Iv-C Scenario 3: Generalisation ability
Finally, in order to test the generalisation abilities of our network, we further train the network on the same bridge-like structure on seven different lengths ranging from 0.8m to 1.3m. Then we test the predicted deformation on two lengths that were chosen at random and are not part of the training set (namely 0.9m and 1.2m), with two different forces acting on the middle of the bridge (robot without payload and with payload). Figure 8 shows the predicted deformations along with the ground-truth from the FEM simulator for reference. The results show how the generative network is able to reconstruct unseen voxel grids from partial depth images of the test set. The absolute error on the point of maximum deformation of the predictions with respect to the ground-truth is one voxel (2.2cm) for the bridge of length 0.9m and 2 voxels (4.4cm) for the 1.2m bridge.
This experiment demonstrates that Defo-Net is able to generalize to unseen, yet related, scenarios. This is of key importance as it is impossible to show the network every possible structure that could be encountered in the real-world. However, the network has learned the relationship between structure, material and force to predict deformations.

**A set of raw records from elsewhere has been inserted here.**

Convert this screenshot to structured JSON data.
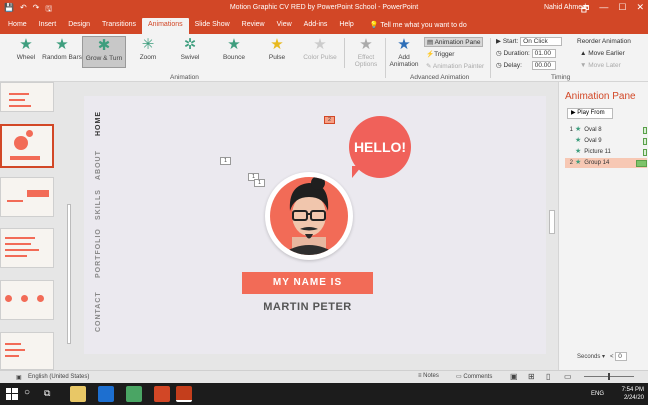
{
  "titlebar": {
    "title": "Motion Graphic CV RED by PowerPoint School  -  PowerPoint",
    "user": "Nahid Ahmed",
    "quick_access": [
      "💾",
      "↶",
      "↷",
      "🖫"
    ],
    "window_controls": [
      "🗗",
      "—",
      "☐",
      "✕"
    ]
  },
  "tabs": [
    "Home",
    "Insert",
    "Design",
    "Transitions",
    "Animations",
    "Slide Show",
    "Review",
    "View",
    "Add-ins",
    "Help"
  ],
  "active_tab": "Animations",
  "tell_me": "Tell me what you want to do",
  "ribbon": {
    "effects": [
      {
        "label": "Wheel",
        "state": "normal",
        "color": "#3e9e7e"
      },
      {
        "label": "Random Bars",
        "state": "normal",
        "color": "#3e9e7e"
      },
      {
        "label": "Grow & Turn",
        "state": "selected",
        "color": "#3e9e7e"
      },
      {
        "label": "Zoom",
        "state": "normal",
        "color": "#3e9e7e"
      },
      {
        "label": "Swivel",
        "state": "normal",
        "color": "#3e9e7e"
      },
      {
        "label": "Bounce",
        "state": "normal",
        "color": "#3e9e7e"
      },
      {
        "label": "Pulse",
        "state": "normal",
        "color": "#e8b91e"
      },
      {
        "label": "Color Pulse",
        "state": "disabled",
        "color": "#cccccc"
      }
    ],
    "effect_options": "Effect Options",
    "animation_group": "Animation",
    "add_animation": "Add Animation",
    "animation_pane_btn": "Animation Pane",
    "trigger": "Trigger",
    "animation_painter": "Animation Painter",
    "advanced_group": "Advanced Animation",
    "start_label": "Start:",
    "start_value": "On Click",
    "duration_label": "Duration:",
    "duration_value": "01.00",
    "delay_label": "Delay:",
    "delay_value": "00.00",
    "reorder": "Reorder Animation",
    "move_earlier": "Move Earlier",
    "move_later": "Move Later",
    "timing_group": "Timing"
  },
  "slide": {
    "nav": [
      "HOME",
      "ABOUT",
      "SKILLS",
      "PORTFOLIO",
      "CONTACT"
    ],
    "hello": "HELLO!",
    "my_name_is": "MY NAME IS",
    "full_name": "MARTIN PETER",
    "anim_tags": [
      "2",
      "1",
      "1",
      "1"
    ]
  },
  "animation_pane": {
    "title": "Animation Pane",
    "play_from": "Play From",
    "items": [
      {
        "num": "1",
        "name": "Oval 8",
        "selected": false
      },
      {
        "num": "",
        "name": "Oval 9",
        "selected": false
      },
      {
        "num": "",
        "name": "Picture 11",
        "selected": false
      },
      {
        "num": "2",
        "name": "Group 14",
        "selected": true
      }
    ],
    "seconds_label": "Seconds",
    "seconds_value": "0"
  },
  "statusbar": {
    "slide_info": "",
    "language": "English (United States)",
    "notes": "Notes",
    "comments": "Comments"
  },
  "taskbar": {
    "lang": "ENG",
    "time": "7:54 PM",
    "date": "2/24/20"
  }
}
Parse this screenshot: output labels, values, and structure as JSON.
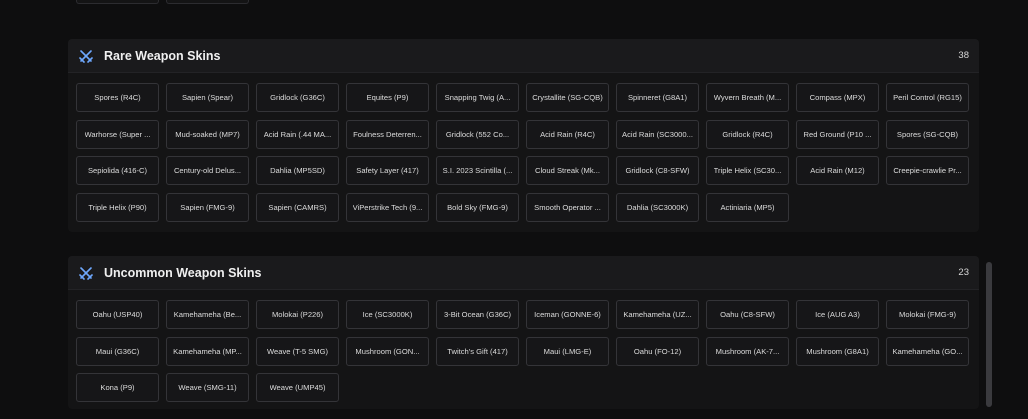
{
  "rare": {
    "title": "Rare Weapon Skins",
    "count": "38",
    "icon": "crossed-swords-icon",
    "items": [
      "Spores (R4C)",
      "Sapien (Spear)",
      "Gridlock (G36C)",
      "Equites (P9)",
      "Snapping Twig (A...",
      "Crystallite (SG-CQB)",
      "Spinneret (G8A1)",
      "Wyvern Breath (M...",
      "Compass (MPX)",
      "Peril Control (RG15)",
      "Warhorse (Super ...",
      "Mud-soaked (MP7)",
      "Acid Rain (.44 MA...",
      "Foulness Deterren...",
      "Gridlock (552 Co...",
      "Acid Rain (R4C)",
      "Acid Rain (SC3000...",
      "Gridlock (R4C)",
      "Red Ground (P10 ...",
      "Spores (SG-CQB)",
      "Sepiolida (416-C)",
      "Century-old Delus...",
      "Dahlia (MP5SD)",
      "Safety Layer (417)",
      "S.I. 2023 Scintilla (...",
      "Cloud Streak (Mk...",
      "Gridlock (C8-SFW)",
      "Triple Helix (SC30...",
      "Acid Rain (M12)",
      "Creepie-crawlie Pr...",
      "Triple Helix (P90)",
      "Sapien (FMG-9)",
      "Sapien (CAMRS)",
      "ViPerstrike Tech (9...",
      "Bold Sky (FMG-9)",
      "Smooth Operator ...",
      "Dahlia (SC3000K)",
      "Actiniaria (MP5)"
    ]
  },
  "uncommon": {
    "title": "Uncommon Weapon Skins",
    "count": "23",
    "icon": "crossed-swords-icon",
    "items": [
      "Oahu (USP40)",
      "Kamehameha (Be...",
      "Molokai (P226)",
      "Ice (SC3000K)",
      "3-Bit Ocean (G36C)",
      "Iceman (GONNE-6)",
      "Kamehameha (UZ...",
      "Oahu (C8-SFW)",
      "Ice (AUG A3)",
      "Molokai (FMG-9)",
      "Maui (G36C)",
      "Kamehameha (MP...",
      "Weave (T-5 SMG)",
      "Mushroom (GON...",
      "Twitch's Gift (417)",
      "Maui (LMG-E)",
      "Oahu (FO-12)",
      "Mushroom (AK-7...",
      "Mushroom (G8A1)",
      "Kamehameha (GO...",
      "Kona (P9)",
      "Weave (SMG-11)",
      "Weave (UMP45)"
    ]
  },
  "colors": {
    "icon": "#6ea8fe",
    "background": "#0e0e0f"
  }
}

We presented Defo-Net, a generative network for predicting 3-D deformations of bodies extracted from single RGB-D images using invertible conditional GANs. We applied the network to the problem of safe and optimal navigation of robots carrying payloads over different obstacles and ground floor materials. Experimental results in a real robotic scenario showed the generalisation potential of the approach to previously unseen body configurations. More importantly, the prediction can be up to 2-3 orders of magnitude faster than an FEM simulation, making it suitable for real-time navigation. Although this work has set out a new approach towards tackling an active research area, a number of extensions could be considered.
The first is to build models of more realistic and complex structures. Moreover, we have only considered a small subset of materials (e.g. wood, foam, aluminium), but it would be interesting to see how to treat say plywood differently from solid wood. It would also be interesting to see if the proposed approach could accurately model non-homogeneous media such as pebbles and sand and approximate deformations due to grain interactions.
The second is to consider non-rigid (e.g. soft-body) robots interacting with non-rigid objects e.g. a soft robot folding a blanket or closing curtains.
Another direction would be to investigate dynamic deformations such as those that would be caused by a robot applying a time-varying force to a non-rigid object, rather than the static loads considered here.
A further area of research would be to consider alternative world representations. Although voxels map neatly to RGB-D images, they are not a natural representation of deformable solids. Non-Euclidean approaches based on graph geometry and manifolds would be a better fit to the polygonal meshes used in FEM simulation.
This work has been partly supported by the EPSRC Program Grant “Mobile Robotics: Enabling a Pervasive Technology of the Future (GoW EP/M019918/1)”.